And now, Eye of the Tiger played on a dot matrix printer
It’s odd to think that there are entire generations that will grow up never knowing the joys and pains of the dot matrix printer. The weirdly shaped paper, the annoyingly precise guidelines that ripped easily, the slow printing… Modern printers can connect to your phone and print 3D designs that would seem like witchcraft a few hundred years ago, but even so, there’s something a little magical about dot matrix computers and the weird/obnoxious sound they make.
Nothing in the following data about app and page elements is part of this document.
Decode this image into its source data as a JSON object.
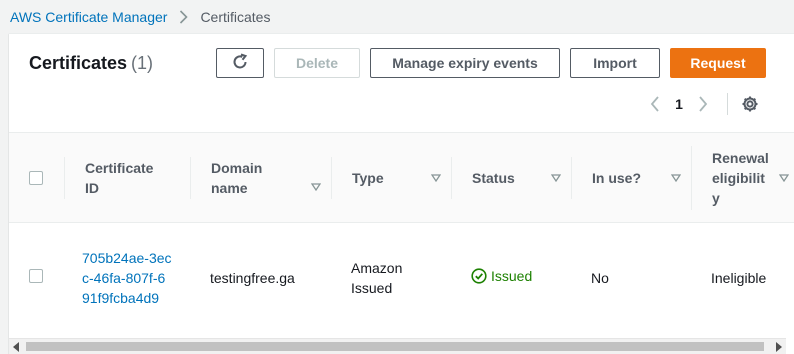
{
  "breadcrumb": {
    "parent": "AWS Certificate Manager",
    "current": "Certificates"
  },
  "header": {
    "title": "Certificates",
    "count": "(1)"
  },
  "toolbar": {
    "refresh_icon": "refresh-icon",
    "delete_label": "Delete",
    "manage_label": "Manage expiry events",
    "import_label": "Import",
    "request_label": "Request"
  },
  "pagination": {
    "current_page": "1"
  },
  "table": {
    "columns": [
      {
        "label": "Certificate ID"
      },
      {
        "label": "Domain name"
      },
      {
        "label": "Type"
      },
      {
        "label": "Status"
      },
      {
        "label": "In use?"
      },
      {
        "label": "Renewal eligibility"
      }
    ],
    "rows": [
      {
        "certificate_id": "705b24ae-3ecc-46fa-807f-691f9fcba4d9",
        "domain_name": "testingfree.ga",
        "type": "Amazon Issued",
        "status": "Issued",
        "in_use": "No",
        "renewal_eligibility": "Ineligible"
      }
    ]
  },
  "colors": {
    "link": "#0073bb",
    "primary": "#ec7211",
    "success": "#1d8102"
  }
}
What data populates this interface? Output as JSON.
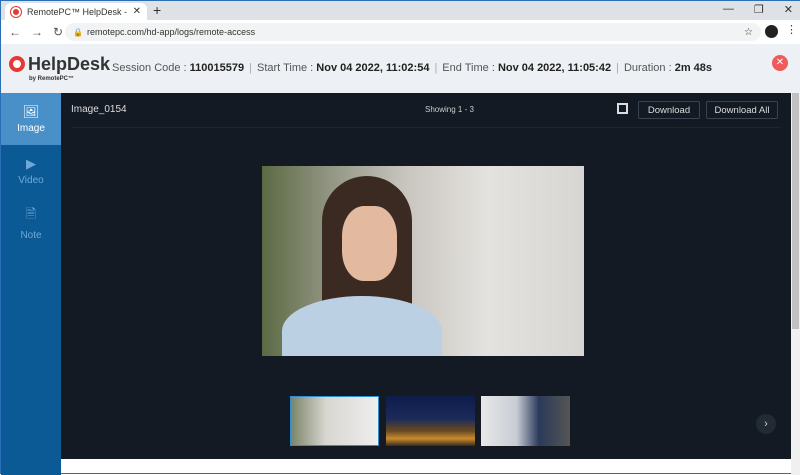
{
  "browser": {
    "tab_title": "RemotePC™ HelpDesk - Remote",
    "tab_close": "✕",
    "new_tab": "+",
    "url": "remotepc.com/hd-app/logs/remote-access",
    "minimize": "—",
    "restore": "❐",
    "close": "✕",
    "back": "←",
    "forward": "→",
    "reload": "↻",
    "lock": "🔒",
    "star": "☆",
    "menu": "⋮"
  },
  "header": {
    "logo_name": "HelpDesk",
    "logo_by": "by RemotePC™",
    "session_label": "Session Code :",
    "session_value": "110015579",
    "start_label": "Start Time :",
    "start_value": "Nov 04 2022, 11:02:54",
    "end_label": "End Time :",
    "end_value": "Nov 04 2022, 11:05:42",
    "duration_label": "Duration :",
    "duration_value": "2m 48s",
    "close": "✕"
  },
  "sidebar": {
    "items": [
      {
        "label": "Image",
        "icon": "🖼",
        "active": true
      },
      {
        "label": "Video",
        "icon": "▶"
      },
      {
        "label": "Note",
        "icon": "🗎"
      }
    ]
  },
  "viewer": {
    "title": "Image_0154",
    "showing": "Showing 1 - 3",
    "download": "Download",
    "download_all": "Download All",
    "next": "›",
    "thumbnail_count": 3,
    "selected_thumbnail": 1
  },
  "colors": {
    "sidebar": "#0b5a96",
    "sidebar_active": "#4a90c8",
    "viewer_bg": "#131a24",
    "close": "#ef5a5a"
  }
}
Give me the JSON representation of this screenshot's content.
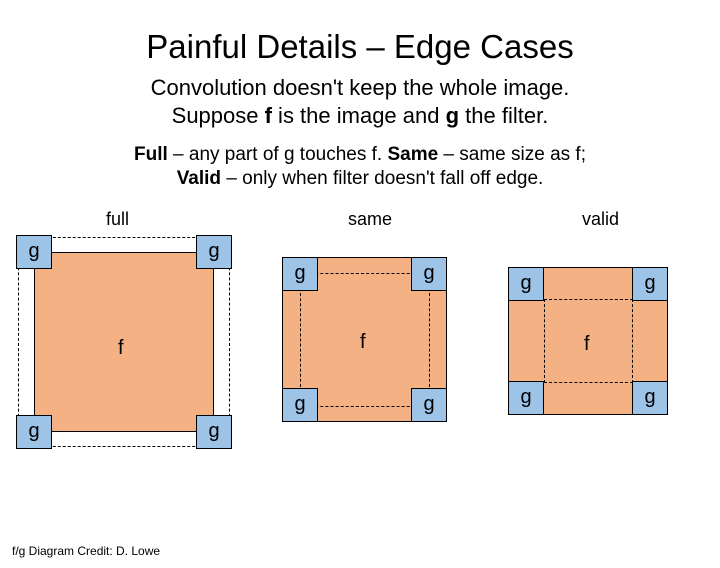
{
  "title": "Painful Details – Edge Cases",
  "subtitle_line1": "Convolution doesn't keep the whole image.",
  "subtitle_line2_a": "Suppose ",
  "subtitle_line2_b": "f",
  "subtitle_line2_c": " is the image and ",
  "subtitle_line2_d": "g",
  "subtitle_line2_e": " the filter.",
  "def_full_label": "Full",
  "def_full_text": " – any part of g touches f. ",
  "def_same_label": "Same",
  "def_same_text": " – same size as f;",
  "def_valid_label": "Valid",
  "def_valid_text": " – only when filter doesn't fall off edge.",
  "labels": {
    "full": "full",
    "same": "same",
    "valid": "valid",
    "f": "f",
    "g": "g"
  },
  "credit": "f/g Diagram Credit: D. Lowe"
}
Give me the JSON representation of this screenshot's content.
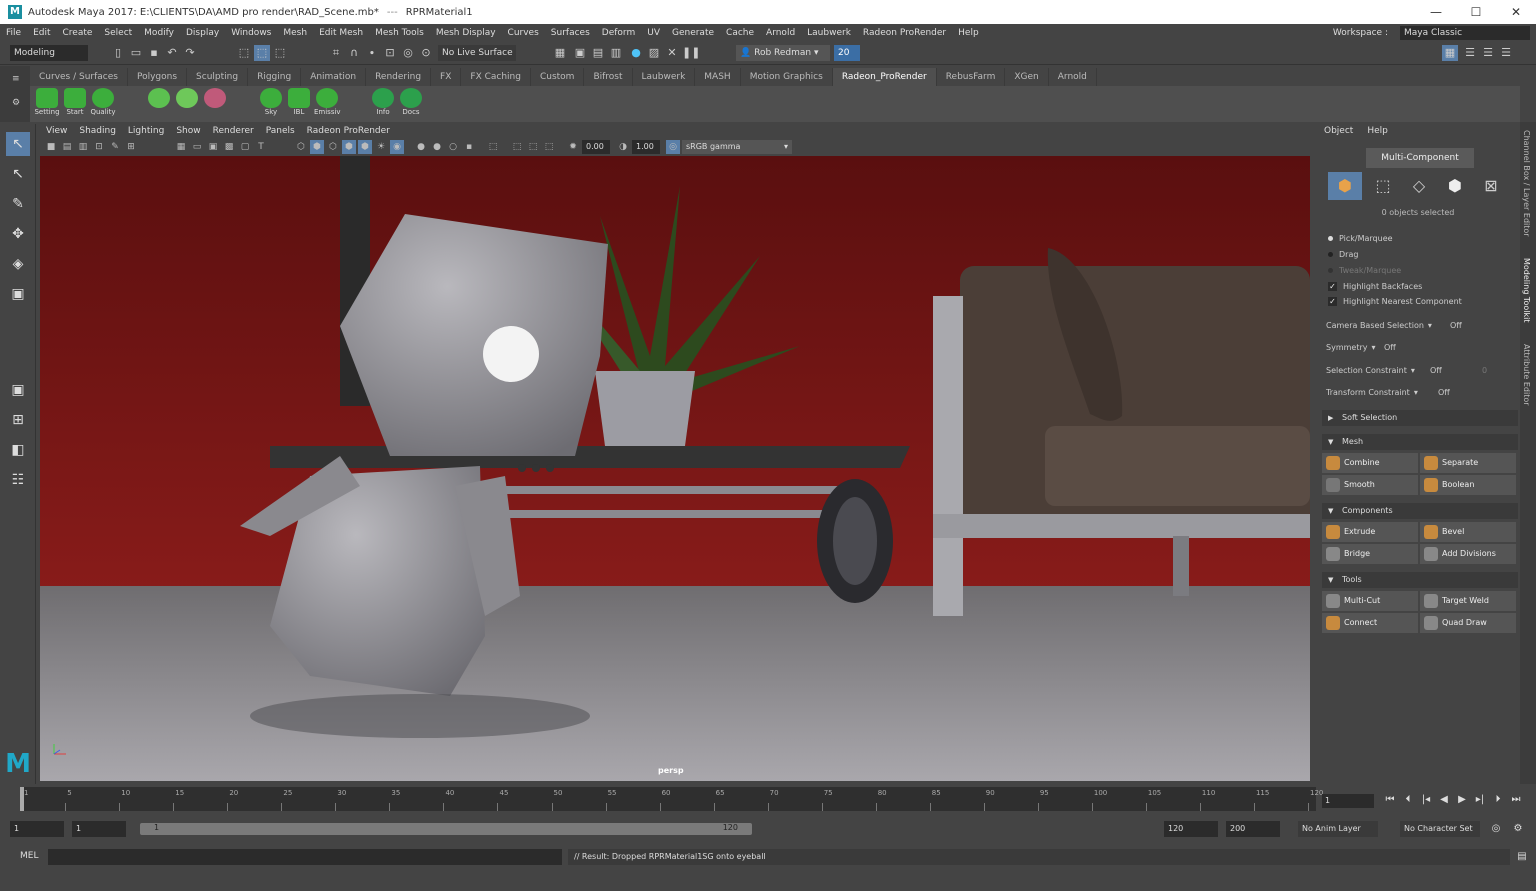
{
  "window": {
    "title": "Autodesk Maya 2017: E:\\CLIENTS\\DA\\AMD pro render\\RAD_Scene.mb*",
    "separator": "---",
    "subtitle": "RPRMaterial1",
    "min": "—",
    "max": "☐",
    "close": "✕"
  },
  "menus": [
    "File",
    "Edit",
    "Create",
    "Select",
    "Modify",
    "Display",
    "Windows",
    "Mesh",
    "Edit Mesh",
    "Mesh Tools",
    "Mesh Display",
    "Curves",
    "Surfaces",
    "Deform",
    "UV",
    "Generate",
    "Cache",
    "Arnold",
    "Laubwerk",
    "Radeon ProRender",
    "Help"
  ],
  "workspace": {
    "label": "Workspace :",
    "value": "Maya Classic"
  },
  "statusline": {
    "mode": "Modeling",
    "live_surface": "No Live Surface",
    "user": "Rob Redman",
    "notifications": "20"
  },
  "shelf": {
    "tabs": [
      "Curves / Surfaces",
      "Polygons",
      "Sculpting",
      "Rigging",
      "Animation",
      "Rendering",
      "FX",
      "FX Caching",
      "Custom",
      "Bifrost",
      "Laubwerk",
      "MASH",
      "Motion Graphics",
      "Radeon_ProRender",
      "RebusFarm",
      "XGen",
      "Arnold"
    ],
    "active_tab": "Radeon_ProRender",
    "icons": [
      {
        "label": "Setting",
        "color": "#3cae3c"
      },
      {
        "label": "Start",
        "color": "#3cae3c"
      },
      {
        "label": "Quality",
        "color": "#3cae3c"
      },
      {
        "label": "",
        "color": "#5cc050"
      },
      {
        "label": "",
        "color": "#6ec85a"
      },
      {
        "label": "",
        "color": "#c05a7a"
      },
      {
        "label": "Sky",
        "color": "#3cae3c"
      },
      {
        "label": "IBL",
        "color": "#3cae3c"
      },
      {
        "label": "Emissiv",
        "color": "#3cae3c"
      },
      {
        "label": "Info",
        "color": "#2ca04c"
      },
      {
        "label": "Docs",
        "color": "#2ca04c"
      }
    ]
  },
  "panel_menu": [
    "View",
    "Shading",
    "Lighting",
    "Show",
    "Renderer",
    "Panels",
    "Radeon ProRender"
  ],
  "panel_tools": {
    "exposure": "0.00",
    "gamma": "1.00",
    "colorspace": "sRGB gamma"
  },
  "viewport": {
    "camera": "persp"
  },
  "modeling_toolkit": {
    "menu": [
      "Object",
      "Help"
    ],
    "mode": "Multi-Component",
    "selected_text": "0 objects selected",
    "pick": [
      "Pick/Marquee",
      "Drag",
      "Tweak/Marquee"
    ],
    "highlight_backfaces": "Highlight Backfaces",
    "highlight_nearest": "Highlight Nearest Component",
    "camera_based": {
      "label": "Camera Based Selection",
      "value": "Off"
    },
    "symmetry": {
      "label": "Symmetry",
      "value": "Off"
    },
    "selection_constraint": {
      "label": "Selection Constraint",
      "value": "Off",
      "extra": "0"
    },
    "transform_constraint": {
      "label": "Transform Constraint",
      "value": "Off"
    },
    "soft_selection": "Soft Selection",
    "mesh": {
      "title": "Mesh",
      "buttons": [
        "Combine",
        "Separate",
        "Smooth",
        "Boolean"
      ]
    },
    "components": {
      "title": "Components",
      "buttons": [
        "Extrude",
        "Bevel",
        "Bridge",
        "Add Divisions"
      ]
    },
    "tools": {
      "title": "Tools",
      "buttons": [
        "Multi-Cut",
        "Target Weld",
        "Connect",
        "Quad Draw"
      ]
    }
  },
  "side_tabs": [
    "Channel Box / Layer Editor",
    "Modeling Toolkit",
    "Attribute Editor"
  ],
  "timeline": {
    "ticks": [
      "5",
      "10",
      "15",
      "20",
      "25",
      "30",
      "35",
      "40",
      "45",
      "50",
      "55",
      "60",
      "65",
      "70",
      "75",
      "80",
      "85",
      "90",
      "95",
      "100",
      "105",
      "110",
      "115",
      "120"
    ],
    "start_tick": "1",
    "current_frame": "1"
  },
  "range": {
    "start": "1",
    "range_start": "1",
    "bar_start": "1",
    "bar_end": "120",
    "range_end": "120",
    "end": "200",
    "anim_layer": "No Anim Layer",
    "character_set": "No Character Set"
  },
  "command": {
    "lang": "MEL",
    "result": "// Result: Dropped RPRMaterial1SG onto eyeball"
  }
}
A guy going by the name MIDIDesaster found a new way to make the most out of an old 24-pin dot matrix printer. After a little work, he was able to add 16 MIDI channels with individual volume and key pitch, bringing the total number of sounds the printer can make to 21. That’s not a ton, but it is enough to recreate popular songs, including Queen’s “Bohemian Rhapsody,” the Doctor Who theme (a personal favorite), and Survivor’s “Eye of the Tiger,” which you can see below.
And it’s kind of awesome.
MIDIDesaster explains how he or she modified the printer in great detail. It gets fairly technical, but it’s also impressive.
“The original printing frequency was approx. 1kHz with a pulse width of 300µs. So every pin hit the paper at maximum 1000 times per second when printing stuff,” they wrote. “The MIDI electronics drives this from a few Hz up to 2kHz.”
You can get a lot out of that quote from the context alone, but if you fully understand it, bully for you.
Check it out below.